Are you stuck in a rut? Whether or not you have a competitive advantage strategy in place, you may occasionally get off track and feel stuck.
For example, one of my clients, Richard, plays on an elite travel baseball team. After we discussed what he wanted in his sport, we identified one of his key hitting goals, and created a strategy for him to commit to working toward it. To help him stay on track, he used the power of intention as one of his competitive advantage strategies. This worked very well for Richard, until one day he found himself stuck. For some reason unknown to him, he was unable to sustain his strategy and motivation to move forward. So, what did he do? Like many people in Richard’s situation, his solution to fixing the problem was to try harder. He trained longer and more intensely, even when he was exhausted. This did not work, and it only made the problem worse. Why? Because by trying harder, Richard was unknowingly reminding himself of the problem and thus making it worse, versus using an effective strategy to get back on track.
Like Richard, you may sometimes find yourself off track. To help get back in your game, here are 3 tips that may help you sustain your competitive advantage:
Tip #1: Recognize there is a reason you are having a tough time.
You may have spent countless hours and sleepless nights trying to figure out why you are stuck and what you can do about it, thinking over and over about the problem. Despite your good intentions, this will not work. There are many driving forces beyond the reach of your conscious awareness that may impact your ability to stay motivated and moving in the right direction. These include deeply ingrained habits, beliefs, and thinking processes, and they exist on the subconscious level. These underlying mental processes may be causing the rut. Sometimes it’s just that you are exhausted physically and mentally because you have been pushing yourself too hard. Sometimes it’s a little of both.
The first step in freeing yourself and moving past being stuck is just to be aware that there is a reason.
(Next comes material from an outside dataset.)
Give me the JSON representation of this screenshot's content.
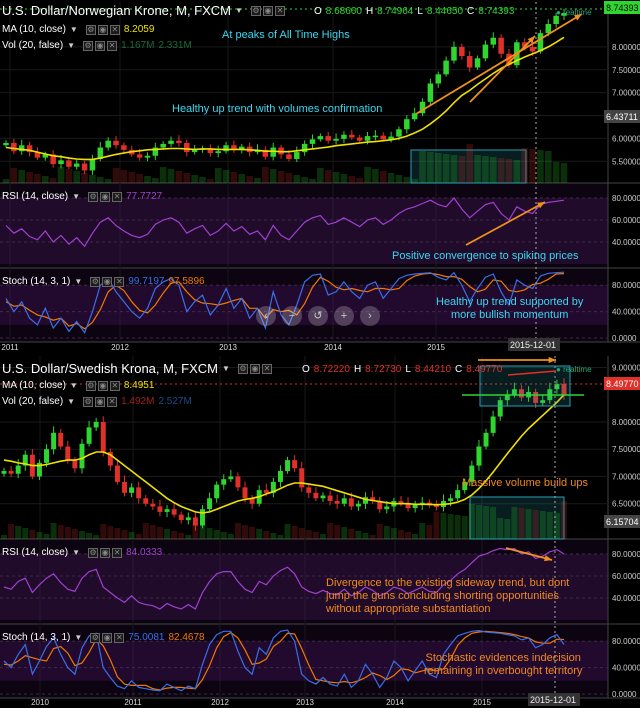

There is no need to search for the reason although sometimes this will surface on its own. Simply the awareness, and acceptance, that there is a reason (that you may never quite pinpoint) can help you make your way out of the rut, because you have shifted your perspective away from focusing on the problem itself. This brings us to the next step in sustaining your competitive advantage.
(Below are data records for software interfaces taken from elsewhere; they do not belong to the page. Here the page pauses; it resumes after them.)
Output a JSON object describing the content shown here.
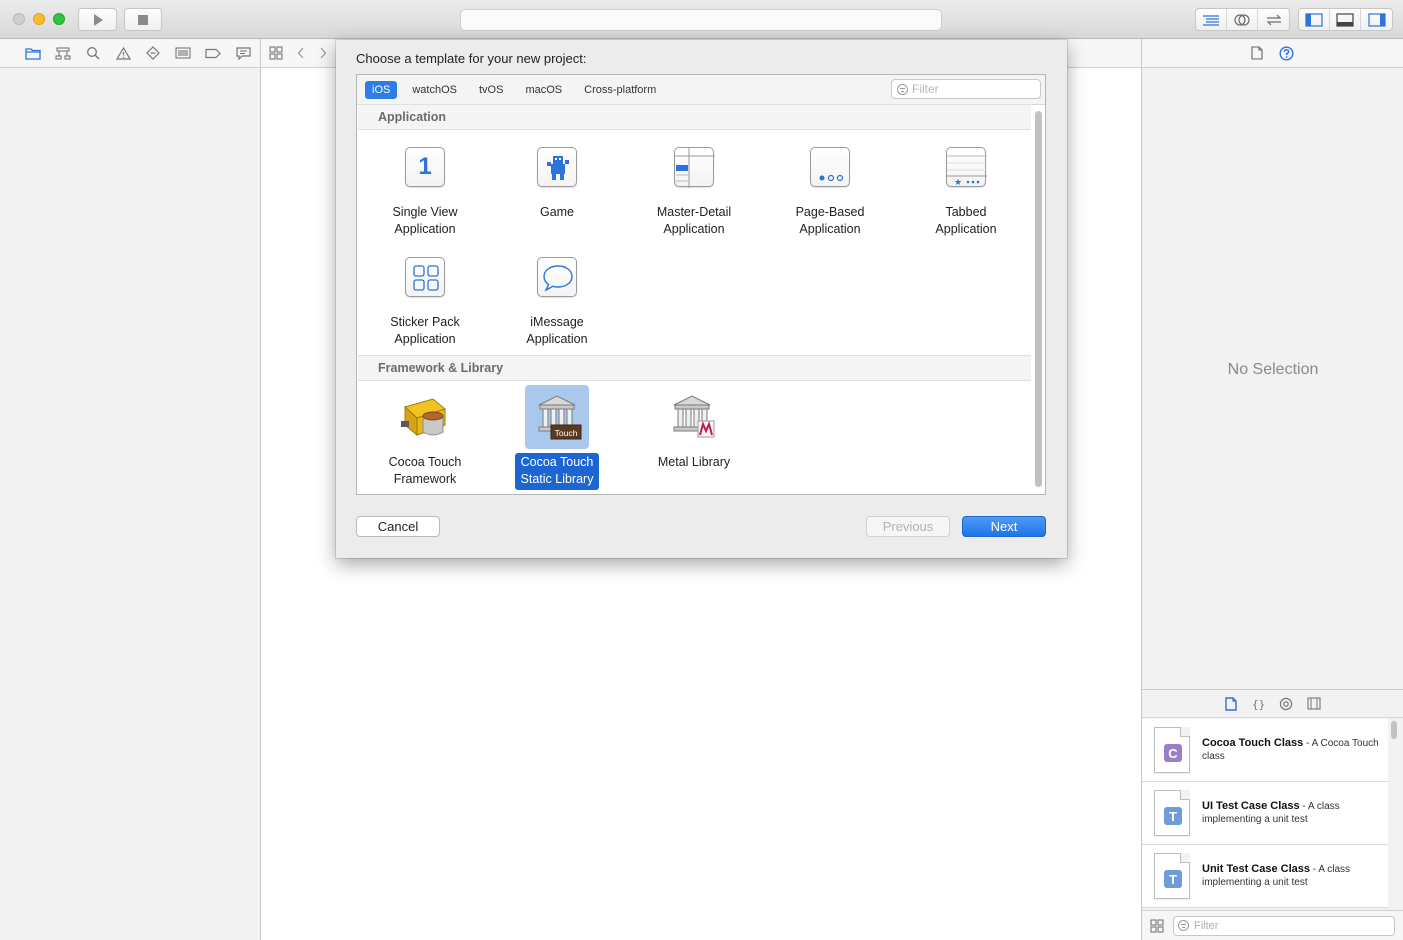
{
  "sheet": {
    "title": "Choose a template for your new project:",
    "platform_tabs": [
      {
        "label": "iOS",
        "active": true
      },
      {
        "label": "watchOS",
        "active": false
      },
      {
        "label": "tvOS",
        "active": false
      },
      {
        "label": "macOS",
        "active": false
      },
      {
        "label": "Cross-platform",
        "active": false
      }
    ],
    "filter_placeholder": "Filter",
    "sections": {
      "application": {
        "heading": "Application",
        "templates": [
          {
            "label": "Single View\nApplication",
            "icon": "single-view-icon"
          },
          {
            "label": "Game",
            "icon": "game-icon"
          },
          {
            "label": "Master-Detail\nApplication",
            "icon": "master-detail-icon"
          },
          {
            "label": "Page-Based\nApplication",
            "icon": "page-based-icon"
          },
          {
            "label": "Tabbed\nApplication",
            "icon": "tabbed-icon"
          },
          {
            "label": "Sticker Pack\nApplication",
            "icon": "sticker-pack-icon"
          },
          {
            "label": "iMessage\nApplication",
            "icon": "imessage-icon"
          }
        ]
      },
      "framework": {
        "heading": "Framework & Library",
        "templates": [
          {
            "label": "Cocoa Touch\nFramework",
            "icon": "toolbox-icon",
            "selected": false
          },
          {
            "label": "Cocoa Touch\nStatic Library",
            "icon": "static-library-icon",
            "selected": true,
            "badge": "Touch"
          },
          {
            "label": "Metal Library",
            "icon": "metal-library-icon",
            "selected": false
          }
        ]
      }
    },
    "buttons": {
      "cancel": "Cancel",
      "previous": "Previous",
      "next": "Next"
    },
    "single_view_glyph": "1"
  },
  "inspector": {
    "empty_text": "No Selection"
  },
  "library": {
    "items": [
      {
        "title": "Cocoa Touch Class",
        "desc": " - A Cocoa Touch class",
        "badge": "C",
        "badge_color": "#9a7fc6"
      },
      {
        "title": "UI Test Case Class",
        "desc": " - A class implementing a unit test",
        "badge": "T",
        "badge_color": "#6f9bd6"
      },
      {
        "title": "Unit Test Case Class",
        "desc": " - A class implementing a unit test",
        "badge": "T",
        "badge_color": "#6f9bd6"
      }
    ],
    "filter_placeholder": "Filter"
  },
  "colors": {
    "accent": "#1d66d1",
    "tab_active": "#2d7de4"
  }
}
Tip #2: Take an intentional break.
Bernard Lagat is one of the best American runners ever. He is a thirteen-time medalist in World Championships and Olympics including five gold medals. A key part of his success as a runner includes one off day at the end of every hard training week, and an annual 5-week break. Yes…a 5-week break! During these times his mind is on anything other than running. He relaxes and restores himself mentally and engages in enjoying activities such as watching his favorite TV shows, playing with his children, stretching, and getting massages. Bernard says “rest is a good thing’, and it is how he avoids burnout. It keeps him physically and mentally healthy, and just as importantly, motivated.
Unlike Bernard, many of us have bought into the concept of hard work vs. smart work, and have confused smart work with more work. Our culture tends to reward those who do not use all their paid time off and work nights and weekends. The message is that if we are not working hard, we will be beaten by the competition. This is simply untrue. The truth is, when we keep pushing ourselves through fatigue and ruts, it works against us and we are unable to perform at our best.
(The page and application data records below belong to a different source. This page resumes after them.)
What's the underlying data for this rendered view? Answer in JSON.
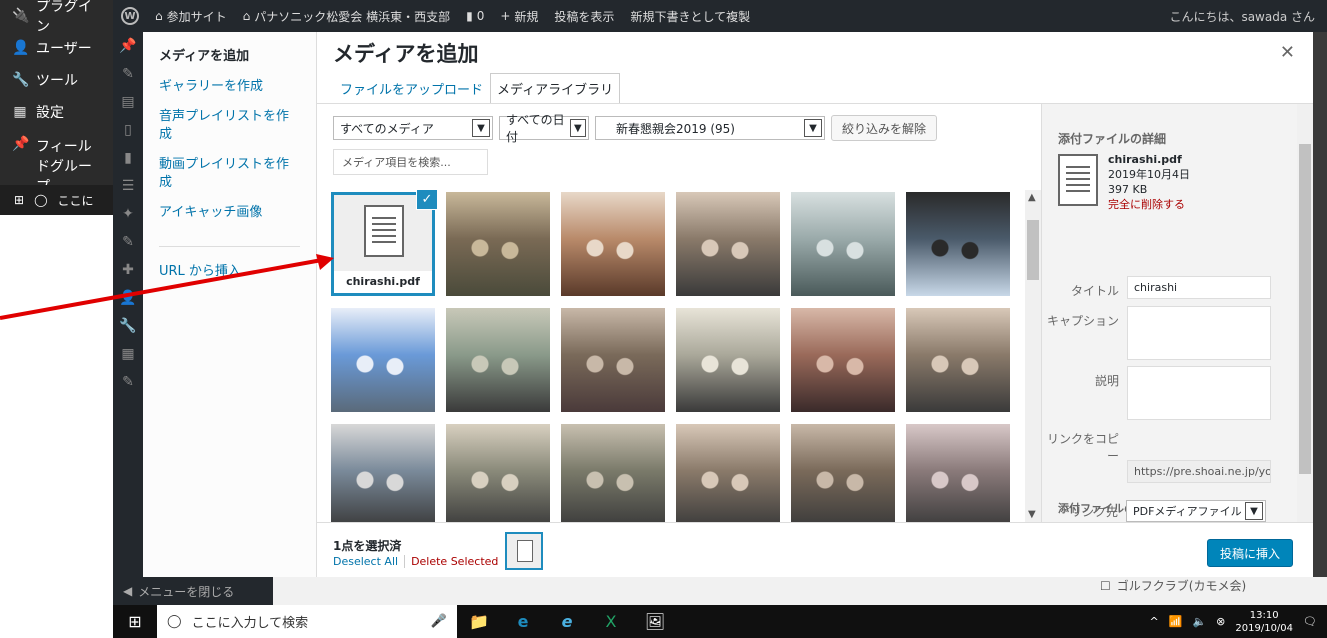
{
  "adminbar": {
    "site_name": "参加サイト",
    "org": "パナソニック松愛会 横浜東・西支部",
    "comments": "0",
    "new_label": "新規",
    "view_post": "投稿を表示",
    "duplicate": "新規下書きとして複製",
    "greeting": "こんにちは、sawada さん"
  },
  "winmenu": {
    "items": [
      {
        "icon": "plugin-icon",
        "label": "プラグイン"
      },
      {
        "icon": "user-icon",
        "label": "ユーザー"
      },
      {
        "icon": "wrench-icon",
        "label": "ツール"
      },
      {
        "icon": "settings-icon",
        "label": "設定"
      },
      {
        "icon": "pin-icon",
        "label": "フィールドグループ"
      }
    ],
    "search_stub": "ここに"
  },
  "modal": {
    "title": "メディアを追加",
    "menu": [
      "メディアを追加",
      "ギャラリーを作成",
      "音声プレイリストを作成",
      "動画プレイリストを作成",
      "アイキャッチ画像"
    ],
    "menu_extra": "URL から挿入",
    "tabs": [
      "ファイルをアップロード",
      "メディアライブラリ"
    ],
    "filters": {
      "media_type": "すべてのメディア",
      "date": "すべての日付",
      "album": "新春懇親会2019 (95)",
      "clear": "絞り込みを解除"
    },
    "search_placeholder": "メディア項目を検索..."
  },
  "grid": {
    "attachment": {
      "filename": "chirashi.pdf"
    },
    "photos": [
      {
        "colors": [
          "#7a6a55",
          "#c8b89a",
          "#4a4a3a"
        ]
      },
      {
        "colors": [
          "#b98a6a",
          "#e8d8c8",
          "#5a3a2a"
        ]
      },
      {
        "colors": [
          "#8a7a6a",
          "#d8c8b8",
          "#3a3a3a"
        ]
      },
      {
        "colors": [
          "#9aaaaa",
          "#d8e0e0",
          "#4a5a5a"
        ]
      },
      {
        "colors": [
          "#4a5a6a",
          "#2a2a2a",
          "#c8d8e8"
        ]
      },
      {
        "colors": [
          "#6a9ad8",
          "#e8eef8",
          "#5a6a7a"
        ]
      },
      {
        "colors": [
          "#8a9a8a",
          "#c8c8b8",
          "#3a3a3a"
        ]
      },
      {
        "colors": [
          "#7a6a5a",
          "#c8b8a8",
          "#4a3a3a"
        ]
      },
      {
        "colors": [
          "#aaa89a",
          "#e8e4d8",
          "#3a3a3a"
        ]
      },
      {
        "colors": [
          "#9a6a5a",
          "#d8b8a8",
          "#3a2a2a"
        ]
      },
      {
        "colors": [
          "#8a7a6a",
          "#d8c8b8",
          "#3a3a3a"
        ]
      },
      {
        "colors": [
          "#7a8a9a",
          "#d8d8d8",
          "#3a3a3a"
        ]
      },
      {
        "colors": [
          "#8a8a7a",
          "#d8d0c0",
          "#3a3a3a"
        ]
      },
      {
        "colors": [
          "#7a7a6a",
          "#c8c0b0",
          "#3a3a3a"
        ]
      },
      {
        "colors": [
          "#8a7a6a",
          "#d8c8b8",
          "#3a3a3a"
        ]
      },
      {
        "colors": [
          "#7a6a5a",
          "#c8b8a8",
          "#3a3a3a"
        ]
      },
      {
        "colors": [
          "#8a7a7a",
          "#d8c8c8",
          "#3a3a3a"
        ]
      }
    ]
  },
  "details": {
    "heading": "添付ファイルの詳細",
    "filename": "chirashi.pdf",
    "date": "2019年10月4日",
    "size": "397 KB",
    "delete": "完全に削除する",
    "title_label": "タイトル",
    "title_value": "chirashi",
    "caption_label": "キャプション",
    "desc_label": "説明",
    "link_label": "リンクをコピー",
    "link_value": "https://pre.shoai.ne.jp/yoko",
    "display_heading": "添付ファイルの表示設定",
    "link_to_label": "リンク先",
    "link_to_value": "PDFメディアファイル"
  },
  "toolbar": {
    "selected": "1点を選択済",
    "deselect": "Deselect All",
    "delete_selected": "Delete Selected",
    "insert": "投稿に挿入"
  },
  "behind": {
    "collapse": "メニューを閉じる",
    "golf": "ゴルフクラブ(カモメ会)"
  },
  "taskbar": {
    "search": "ここに入力して検索",
    "time": "13:10",
    "date": "2019/10/04"
  },
  "colors": {
    "accent": "#0073aa",
    "primary_button": "#0085ba",
    "selection": "#1e8cbe",
    "danger": "#a00",
    "arrow": "#e00000"
  }
}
This second step is all about backing away from pushing harder, and taking an intentional break mentally and physically. Go for a walk in nature, go to a movie, meditate…anything that takes you out of your normal routine. Taking a breather helps you reconnect to the reason you are doing what you are doing in the first place. For my client Richard, this meant reconnecting to why he plays, and loves, baseball. Similarly, for you, an intentional break allows you to reassess what is important to you. Breaks also give your body and mind the rest they need for optimal performance. This was true for my client Richard. Once he backed away from trying harder, he gained renewed energy for the sport he loves, things started to improve, and he got back on track.
Tip #3: Revisit your competitive advantage strategy.
Once you’ve recognized that you are stuck, have backed away from pushing harder, and have taken an intentional break, you are then in a great position to more objectively assess what next steps to take to reach your goals. In other words, this is a great time to revisit your competitive advantage strategy from a fresh perspective. Determine if it is still working for you, or if you need to make some tweaks.
If you are like many people who know their goal, yet do not have a strategy in place to get there, see our previous post, 4 competitive advantage strategies, for some tips.
For more information on how to optimize your performance, contact us for a free consultation.
There is no better time than NOW!
Your mental coach,